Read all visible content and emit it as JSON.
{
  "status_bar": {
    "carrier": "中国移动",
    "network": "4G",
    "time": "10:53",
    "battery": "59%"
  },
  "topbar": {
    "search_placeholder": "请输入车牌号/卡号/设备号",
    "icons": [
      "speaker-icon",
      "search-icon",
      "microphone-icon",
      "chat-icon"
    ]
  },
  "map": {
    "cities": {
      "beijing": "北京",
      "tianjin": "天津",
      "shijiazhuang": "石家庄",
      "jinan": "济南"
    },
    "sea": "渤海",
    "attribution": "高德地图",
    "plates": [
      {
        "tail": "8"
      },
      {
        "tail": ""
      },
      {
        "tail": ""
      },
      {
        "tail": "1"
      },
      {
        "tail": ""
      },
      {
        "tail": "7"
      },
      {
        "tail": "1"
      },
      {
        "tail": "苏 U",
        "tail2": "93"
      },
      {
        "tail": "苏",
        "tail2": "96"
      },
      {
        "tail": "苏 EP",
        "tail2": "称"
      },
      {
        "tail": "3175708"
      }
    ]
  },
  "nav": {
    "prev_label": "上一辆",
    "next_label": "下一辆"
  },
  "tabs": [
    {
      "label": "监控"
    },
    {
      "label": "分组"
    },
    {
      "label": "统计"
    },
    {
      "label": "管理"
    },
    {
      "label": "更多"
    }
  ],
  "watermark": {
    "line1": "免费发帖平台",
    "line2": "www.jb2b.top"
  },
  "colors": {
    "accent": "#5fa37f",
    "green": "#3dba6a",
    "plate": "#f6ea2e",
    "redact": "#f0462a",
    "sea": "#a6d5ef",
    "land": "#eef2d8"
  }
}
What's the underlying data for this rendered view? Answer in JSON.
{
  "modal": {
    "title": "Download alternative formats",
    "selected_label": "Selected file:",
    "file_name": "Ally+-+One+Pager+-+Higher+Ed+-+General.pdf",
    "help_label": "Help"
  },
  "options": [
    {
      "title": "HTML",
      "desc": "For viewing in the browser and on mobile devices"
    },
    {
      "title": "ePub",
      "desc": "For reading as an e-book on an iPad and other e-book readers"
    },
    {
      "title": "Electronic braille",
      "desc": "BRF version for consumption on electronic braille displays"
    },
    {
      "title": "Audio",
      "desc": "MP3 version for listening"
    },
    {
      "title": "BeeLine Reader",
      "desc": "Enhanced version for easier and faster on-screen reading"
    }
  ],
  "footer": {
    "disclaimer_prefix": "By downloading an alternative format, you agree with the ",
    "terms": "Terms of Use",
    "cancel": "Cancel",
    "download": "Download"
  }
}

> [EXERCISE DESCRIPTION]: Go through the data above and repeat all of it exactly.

> [RESPONSE]:
Read all visible content and emit it as JSON.
{
  "status_bar": {
    "carrier": "中国移动",
    "network": "4G",
    "time": "10:53",
    "battery": "59%"
  },
  "topbar": {
    "search_placeholder": "请输入车牌号/卡号/设备号",
    "icons": [
      "speaker-icon",
      "search-icon",
      "microphone-icon",
      "chat-icon"
    ]
  },
  "map": {
    "cities": {
      "beijing": "北京",
      "tianjin": "天津",
      "shijiazhuang": "石家庄",
      "jinan": "济南"
    },
    "sea": "渤海",
    "attribution": "高德地图",
    "plates": [
      {
        "tail": "8"
      },
      {
        "tail": ""
      },
      {
        "tail": ""
      },
      {
        "tail": "1"
      },
      {
        "tail": ""
      },
      {
        "tail": "7"
      },
      {
        "tail": "1"
      },
      {
        "tail": "苏 U",
        "tail2": "93"
      },
      {
        "tail": "苏",
        "tail2": "96"
      },
      {
        "tail": "苏 EP",
        "tail2": "称"
      },
      {
        "tail": "3175708"
      }
    ]
  },
  "nav": {
    "prev_label": "上一辆",
    "next_label": "下一辆"
  },
  "tabs": [
    {
      "label": "监控"
    },
    {
      "label": "分组"
    },
    {
      "label": "统计"
    },
    {
      "label": "管理"
    },
    {
      "label": "更多"
    }
  ],
  "watermark": {
    "line1": "免费发帖平台",
    "line2": "www.jb2b.top"
  },
  "colors": {
    "accent": "#5fa37f",
    "green": "#3dba6a",
    "plate": "#f6ea2e",
    "redact": "#f0462a",
    "sea": "#a6d5ef",
    "land": "#eef2d8"
  }
}
What's the underlying data for this rendered view? Answer in JSON.
{
  "modal": {
    "title": "Download alternative formats",
    "selected_label": "Selected file:",
    "file_name": "Ally+-+One+Pager+-+Higher+Ed+-+General.pdf",
    "help_label": "Help"
  },
  "options": [
    {
      "title": "HTML",
      "desc": "For viewing in the browser and on mobile devices"
    },
    {
      "title": "ePub",
      "desc": "For reading as an e-book on an iPad and other e-book readers"
    },
    {
      "title": "Electronic braille",
      "desc": "BRF version for consumption on electronic braille displays"
    },
    {
      "title": "Audio",
      "desc": "MP3 version for listening"
    },
    {
      "title": "BeeLine Reader",
      "desc": "Enhanced version for easier and faster on-screen reading"
    }
  ],
  "footer": {
    "disclaimer_prefix": "By downloading an alternative format, you agree with the ",
    "terms": "Terms of Use",
    "cancel": "Cancel",
    "download": "Download"
  }
}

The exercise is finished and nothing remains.